Casey Black: Is there another underlying problem? Right.

Dr. Ali Kasraei...: Absolutely. Or your pain is just severe. And then your physician can work to try to make sure that your pain's controlled. And if you do need the medication, hopefully that the people that are doing this have infrastructure in plain, that it doesn't make it incredibly difficult for the next step to be in place, which sometimes those infrastructures that are in place are quite difficult. So the balance has to be in place that we don't have patients who are suffering, but also we don't create a perpetuation of this problem, which is incredibly severe right now. And as you see, people are dying.

Casey Black: And a gateway too, because 80% of people who use heroin for the first time had used or misused prescription opioids.

Dr. Ali Kasraei...: Absolutely.

Casey Black: So it's like one of those things that it becomes a slippery slope.

Dr. Ali Kasraei...: And the reason for that is you become dependent to it and it becomes easier and less expensive to get heroin than it is to get another prescription.

Casey Black: Bottom line, know what to think about going into having, if you need to take these opioid medications and make sure you're having the conversation with your doctor.

Dr. Ali Kasraei...: Absolutely.

Casey Black: Checks and balance.

Dr. Ali Kasraei...: And then, personal accountability. You also want to be mindful and honest with yourself. If you get in a situation where you feel like you're getting into trouble, have a short threshold for asking for help, this is not something that you should be ashamed of asking for help because it can save your life and talk to your doctor, talk to family members. And family members if you see someone that you suspect or worry about getting into trouble with medications like this intervene because it could save their life.

Casey Black: Yeah. And the bottom line, it's not your fault as you said.

Dr. Ali Kasraei...: Absolutely.

Casey Black: It's not your fault. All right. Good deal. Good to see you, Dr. Kasraeian.

Dr. Ali Kasraei...: Sure, always.

Casey Black: I appreciate you as always for coming in and you can find, by the way, Dr. Kasraeian at or on his weekly radio show, The Conversation, which is on WOKV, every Saturday from five to six.
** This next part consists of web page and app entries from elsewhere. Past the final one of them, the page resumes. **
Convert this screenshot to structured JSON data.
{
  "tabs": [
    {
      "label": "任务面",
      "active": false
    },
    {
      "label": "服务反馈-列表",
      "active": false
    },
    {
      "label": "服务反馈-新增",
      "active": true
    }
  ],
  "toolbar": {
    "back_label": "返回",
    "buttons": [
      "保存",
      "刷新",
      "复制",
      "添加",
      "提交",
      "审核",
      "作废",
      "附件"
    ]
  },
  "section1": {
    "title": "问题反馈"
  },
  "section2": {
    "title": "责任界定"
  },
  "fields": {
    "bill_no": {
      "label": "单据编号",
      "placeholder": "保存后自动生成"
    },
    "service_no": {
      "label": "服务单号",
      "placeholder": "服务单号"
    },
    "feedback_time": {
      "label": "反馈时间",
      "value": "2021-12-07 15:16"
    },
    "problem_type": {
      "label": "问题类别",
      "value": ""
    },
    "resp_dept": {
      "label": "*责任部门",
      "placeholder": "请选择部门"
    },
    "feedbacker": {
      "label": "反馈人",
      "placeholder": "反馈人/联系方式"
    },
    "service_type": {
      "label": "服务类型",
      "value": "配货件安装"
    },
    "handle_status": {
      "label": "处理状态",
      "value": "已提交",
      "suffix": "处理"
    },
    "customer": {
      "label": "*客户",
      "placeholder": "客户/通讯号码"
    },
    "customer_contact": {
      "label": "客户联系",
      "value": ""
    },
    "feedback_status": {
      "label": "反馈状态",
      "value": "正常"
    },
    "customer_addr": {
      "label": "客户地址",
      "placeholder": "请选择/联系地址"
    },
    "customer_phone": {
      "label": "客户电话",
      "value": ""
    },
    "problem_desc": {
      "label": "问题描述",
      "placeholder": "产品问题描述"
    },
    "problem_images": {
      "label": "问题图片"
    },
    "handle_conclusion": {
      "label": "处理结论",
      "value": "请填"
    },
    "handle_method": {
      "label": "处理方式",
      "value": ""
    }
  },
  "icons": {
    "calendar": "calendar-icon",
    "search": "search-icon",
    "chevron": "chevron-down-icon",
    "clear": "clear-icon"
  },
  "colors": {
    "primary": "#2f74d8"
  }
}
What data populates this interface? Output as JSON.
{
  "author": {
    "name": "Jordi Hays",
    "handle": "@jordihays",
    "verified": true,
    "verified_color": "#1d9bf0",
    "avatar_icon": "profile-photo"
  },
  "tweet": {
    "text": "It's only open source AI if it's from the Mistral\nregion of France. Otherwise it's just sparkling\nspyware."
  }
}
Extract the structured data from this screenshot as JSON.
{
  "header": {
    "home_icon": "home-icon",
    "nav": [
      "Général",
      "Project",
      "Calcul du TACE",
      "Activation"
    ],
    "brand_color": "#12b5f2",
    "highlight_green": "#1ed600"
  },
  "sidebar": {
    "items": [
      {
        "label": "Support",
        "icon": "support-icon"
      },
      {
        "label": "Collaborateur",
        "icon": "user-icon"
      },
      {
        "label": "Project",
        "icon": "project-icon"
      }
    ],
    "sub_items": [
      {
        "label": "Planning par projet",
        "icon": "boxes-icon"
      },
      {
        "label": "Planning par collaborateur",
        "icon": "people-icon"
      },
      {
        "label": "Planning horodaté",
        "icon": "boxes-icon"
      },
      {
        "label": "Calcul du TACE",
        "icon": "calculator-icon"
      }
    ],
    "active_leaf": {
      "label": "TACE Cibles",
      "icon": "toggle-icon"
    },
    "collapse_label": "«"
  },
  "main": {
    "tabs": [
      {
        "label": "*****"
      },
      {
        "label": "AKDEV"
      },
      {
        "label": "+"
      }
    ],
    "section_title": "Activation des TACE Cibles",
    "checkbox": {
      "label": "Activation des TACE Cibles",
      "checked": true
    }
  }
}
So you can call in and ask him questions about this or anything else that might be on your mind-